“Examples of sustained investment in cycling infrastructure paying rich dividends can be seen across Europe, and we recently invited members of the government to come with us to view one of the finest infrastructure models – Copenhagen.

“It was encouraging that Robert Goodwill, the Minister for Cycling, took us up on this, but extremely disappointing that the Treasury declined to even respond to our invitation.

“It is vital that those people making important decisions on our behalf are fully aware of what can be achieved – we can only hope that the Treasury choose to listen to the demand for crucial investment in cycling before it’s too late for this and future generations.”

Edmund King, president of The AA, said: “An increase in cycling can be good for the economy in many ways as it can help reduce congestion and pressure on parking spaces and over-crowded public transport. Often the interests of cyclists and drivers are the same, hence we also call upon the Chancellor to help business by boosting investment in cycling.”

Entries open soon for tenth anniversary Cyclone weekend in NE England

Entries for the 2016 Cyclone Festival of Cycling open on October 31st. This year marks the tenth anniversary of the event.

The weekend will feature the Tyne Six Bridges family rides on the evening of Friday 17th June, followed by the Virgin Money Cyclone Challenge Rides on the Saturday. Sunday sees top mens’ and womens’ road racing in the Beaumont Trophy and Curlew Cup races.

Organiser Peter Harrison said:
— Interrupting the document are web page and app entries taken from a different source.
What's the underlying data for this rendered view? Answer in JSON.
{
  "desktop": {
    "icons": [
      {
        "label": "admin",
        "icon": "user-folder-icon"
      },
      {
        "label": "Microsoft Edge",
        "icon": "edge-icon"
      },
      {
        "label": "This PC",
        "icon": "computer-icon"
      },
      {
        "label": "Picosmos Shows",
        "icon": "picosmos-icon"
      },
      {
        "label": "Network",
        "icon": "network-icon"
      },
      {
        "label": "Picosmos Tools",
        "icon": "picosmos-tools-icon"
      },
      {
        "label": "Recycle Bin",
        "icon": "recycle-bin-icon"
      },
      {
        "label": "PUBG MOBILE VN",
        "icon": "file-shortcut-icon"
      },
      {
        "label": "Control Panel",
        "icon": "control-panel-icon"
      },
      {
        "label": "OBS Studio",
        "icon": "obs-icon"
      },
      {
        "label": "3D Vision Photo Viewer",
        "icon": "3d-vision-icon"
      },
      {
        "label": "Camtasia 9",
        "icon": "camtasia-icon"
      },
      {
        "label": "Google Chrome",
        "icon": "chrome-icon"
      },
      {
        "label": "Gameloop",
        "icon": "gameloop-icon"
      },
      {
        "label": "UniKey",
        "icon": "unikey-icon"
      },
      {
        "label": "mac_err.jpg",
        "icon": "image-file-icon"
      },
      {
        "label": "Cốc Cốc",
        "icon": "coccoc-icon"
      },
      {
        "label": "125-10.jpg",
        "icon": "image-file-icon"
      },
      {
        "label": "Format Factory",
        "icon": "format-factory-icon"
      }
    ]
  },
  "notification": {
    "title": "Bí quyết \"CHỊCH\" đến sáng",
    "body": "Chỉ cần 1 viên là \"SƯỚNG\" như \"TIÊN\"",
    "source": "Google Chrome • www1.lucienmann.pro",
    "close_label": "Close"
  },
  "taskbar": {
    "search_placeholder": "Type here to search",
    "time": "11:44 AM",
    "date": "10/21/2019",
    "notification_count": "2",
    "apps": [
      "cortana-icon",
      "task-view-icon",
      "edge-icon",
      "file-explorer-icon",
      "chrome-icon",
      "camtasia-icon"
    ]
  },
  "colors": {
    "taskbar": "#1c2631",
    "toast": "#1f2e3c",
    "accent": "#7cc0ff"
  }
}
“The Cyclone Festival of Cycling has grown so much in ten years, and so has cycling.”

Harrison is encouraging riders of all abilities to sign up for the 2016 Virgin Money Cyclone Challenge Rides. The traditional three rides of 34, 64 and 106 miles are joined for the first time by a 90 mile option.

The first Beaumont Trophy race was held in 1952 with previous winners including Sir Bradley Wiggins, Chris Newton, Russell and Dean Downing, Malcolm Elliott and Don Sanderson.